Exercise brief —
All entries below must be given again word for word.

Given data —

+-------+

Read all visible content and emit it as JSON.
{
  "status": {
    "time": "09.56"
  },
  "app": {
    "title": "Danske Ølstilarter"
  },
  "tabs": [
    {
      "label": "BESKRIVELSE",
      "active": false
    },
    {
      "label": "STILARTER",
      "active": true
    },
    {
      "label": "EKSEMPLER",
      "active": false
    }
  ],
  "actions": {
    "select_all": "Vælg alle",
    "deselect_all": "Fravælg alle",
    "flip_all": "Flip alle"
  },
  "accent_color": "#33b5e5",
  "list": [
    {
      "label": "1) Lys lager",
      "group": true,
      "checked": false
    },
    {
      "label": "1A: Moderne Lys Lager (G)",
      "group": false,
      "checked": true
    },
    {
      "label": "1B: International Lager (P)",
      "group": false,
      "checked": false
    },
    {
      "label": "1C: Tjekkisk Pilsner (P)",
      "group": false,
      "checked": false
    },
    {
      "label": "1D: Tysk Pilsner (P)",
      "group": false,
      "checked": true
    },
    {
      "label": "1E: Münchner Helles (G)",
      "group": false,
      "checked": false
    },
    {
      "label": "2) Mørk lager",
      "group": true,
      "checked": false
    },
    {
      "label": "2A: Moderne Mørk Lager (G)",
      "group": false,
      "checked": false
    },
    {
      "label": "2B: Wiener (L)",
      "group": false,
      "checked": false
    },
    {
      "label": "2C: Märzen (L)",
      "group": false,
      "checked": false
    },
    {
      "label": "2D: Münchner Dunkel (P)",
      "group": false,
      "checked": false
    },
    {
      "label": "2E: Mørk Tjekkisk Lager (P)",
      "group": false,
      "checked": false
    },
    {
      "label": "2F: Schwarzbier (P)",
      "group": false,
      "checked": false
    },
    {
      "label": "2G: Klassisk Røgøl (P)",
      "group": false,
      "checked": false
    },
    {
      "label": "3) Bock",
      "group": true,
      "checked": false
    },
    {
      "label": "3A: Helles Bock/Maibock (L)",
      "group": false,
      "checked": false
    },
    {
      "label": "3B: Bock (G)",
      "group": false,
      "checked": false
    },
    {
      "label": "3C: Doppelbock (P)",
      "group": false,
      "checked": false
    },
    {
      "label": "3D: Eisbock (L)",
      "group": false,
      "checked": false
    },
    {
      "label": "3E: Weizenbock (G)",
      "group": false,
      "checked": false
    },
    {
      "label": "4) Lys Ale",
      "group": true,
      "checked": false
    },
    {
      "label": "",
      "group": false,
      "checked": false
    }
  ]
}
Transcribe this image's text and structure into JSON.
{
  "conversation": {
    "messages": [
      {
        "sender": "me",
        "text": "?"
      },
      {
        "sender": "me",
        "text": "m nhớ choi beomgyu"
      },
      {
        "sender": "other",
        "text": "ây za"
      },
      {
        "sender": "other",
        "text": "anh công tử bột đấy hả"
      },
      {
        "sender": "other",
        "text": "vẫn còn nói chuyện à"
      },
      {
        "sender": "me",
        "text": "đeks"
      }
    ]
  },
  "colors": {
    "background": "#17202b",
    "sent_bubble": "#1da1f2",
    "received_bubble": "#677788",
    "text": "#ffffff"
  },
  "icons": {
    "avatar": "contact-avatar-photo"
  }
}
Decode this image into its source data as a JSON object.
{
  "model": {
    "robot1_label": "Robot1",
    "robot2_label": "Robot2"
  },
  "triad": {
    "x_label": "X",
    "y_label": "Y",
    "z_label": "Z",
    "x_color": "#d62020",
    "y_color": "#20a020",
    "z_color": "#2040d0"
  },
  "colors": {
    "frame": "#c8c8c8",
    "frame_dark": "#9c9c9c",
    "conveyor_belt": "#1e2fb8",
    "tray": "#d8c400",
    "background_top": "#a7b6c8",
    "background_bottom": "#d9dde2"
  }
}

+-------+

Exercise response —
Read all visible content and emit it as JSON.
{
  "status": {
    "time": "09.56"
  },
  "app": {
    "title": "Danske Ølstilarter"
  },
  "tabs": [
    {
      "label": "BESKRIVELSE",
      "active": false
    },
    {
      "label": "STILARTER",
      "active": true
    },
    {
      "label": "EKSEMPLER",
      "active": false
    }
  ],
  "actions": {
    "select_all": "Vælg alle",
    "deselect_all": "Fravælg alle",
    "flip_all": "Flip alle"
  },
  "accent_color": "#33b5e5",
  "list": [
    {
      "label": "1) Lys lager",
      "group": true,
      "checked": false
    },
    {
      "label": "1A: Moderne Lys Lager (G)",
      "group": false,
      "checked": true
    },
    {
      "label": "1B: International Lager (P)",
      "group": false,
      "checked": false
    },
    {
      "label": "1C: Tjekkisk Pilsner (P)",
      "group": false,
      "checked": false
    },
    {
      "label": "1D: Tysk Pilsner (P)",
      "group": false,
      "checked": true
    },
    {
      "label": "1E: Münchner Helles (G)",
      "group": false,
      "checked": false
    },
    {
      "label": "2) Mørk lager",
      "group": true,
      "checked": false
    },
    {
      "label": "2A: Moderne Mørk Lager (G)",
      "group": false,
      "checked": false
    },
    {
      "label": "2B: Wiener (L)",
      "group": false,
      "checked": false
    },
    {
      "label": "2C: Märzen (L)",
      "group": false,
      "checked": false
    },
    {
      "label": "2D: Münchner Dunkel (P)",
      "group": false,
      "checked": false
    },
    {
      "label": "2E: Mørk Tjekkisk Lager (P)",
      "group": false,
      "checked": false
    },
    {
      "label": "2F: Schwarzbier (P)",
      "group": false,
      "checked": false
    },
    {
      "label": "2G: Klassisk Røgøl (P)",
      "group": false,
      "checked": false
    },
    {
      "label": "3) Bock",
      "group": true,
      "checked": false
    },
    {
      "label": "3A: Helles Bock/Maibock (L)",
      "group": false,
      "checked": false
    },
    {
      "label": "3B: Bock (G)",
      "group": false,
      "checked": false
    },
    {
      "label": "3C: Doppelbock (P)",
      "group": false,
      "checked": false
    },
    {
      "label": "3D: Eisbock (L)",
      "group": false,
      "checked": false
    },
    {
      "label": "3E: Weizenbock (G)",
      "group": false,
      "checked": false
    },
    {
      "label": "4) Lys Ale",
      "group": true,
      "checked": false
    },
    {
      "label": "",
      "group": false,
      "checked": false
    }
  ]
}
Transcribe this image's text and structure into JSON.
{
  "conversation": {
    "messages": [
      {
        "sender": "me",
        "text": "?"
      },
      {
        "sender": "me",
        "text": "m nhớ choi beomgyu"
      },
      {
        "sender": "other",
        "text": "ây za"
      },
      {
        "sender": "other",
        "text": "anh công tử bột đấy hả"
      },
      {
        "sender": "other",
        "text": "vẫn còn nói chuyện à"
      },
      {
        "sender": "me",
        "text": "đeks"
      }
    ]
  },
  "colors": {
    "background": "#17202b",
    "sent_bubble": "#1da1f2",
    "received_bubble": "#677788",
    "text": "#ffffff"
  },
  "icons": {
    "avatar": "contact-avatar-photo"
  }
}
Decode this image into its source data as a JSON object.
{
  "model": {
    "robot1_label": "Robot1",
    "robot2_label": "Robot2"
  },
  "triad": {
    "x_label": "X",
    "y_label": "Y",
    "z_label": "Z",
    "x_color": "#d62020",
    "y_color": "#20a020",
    "z_color": "#2040d0"
  },
  "colors": {
    "frame": "#c8c8c8",
    "frame_dark": "#9c9c9c",
    "conveyor_belt": "#1e2fb8",
    "tray": "#d8c400",
    "background_top": "#a7b6c8",
    "background_bottom": "#d9dde2"
  }
}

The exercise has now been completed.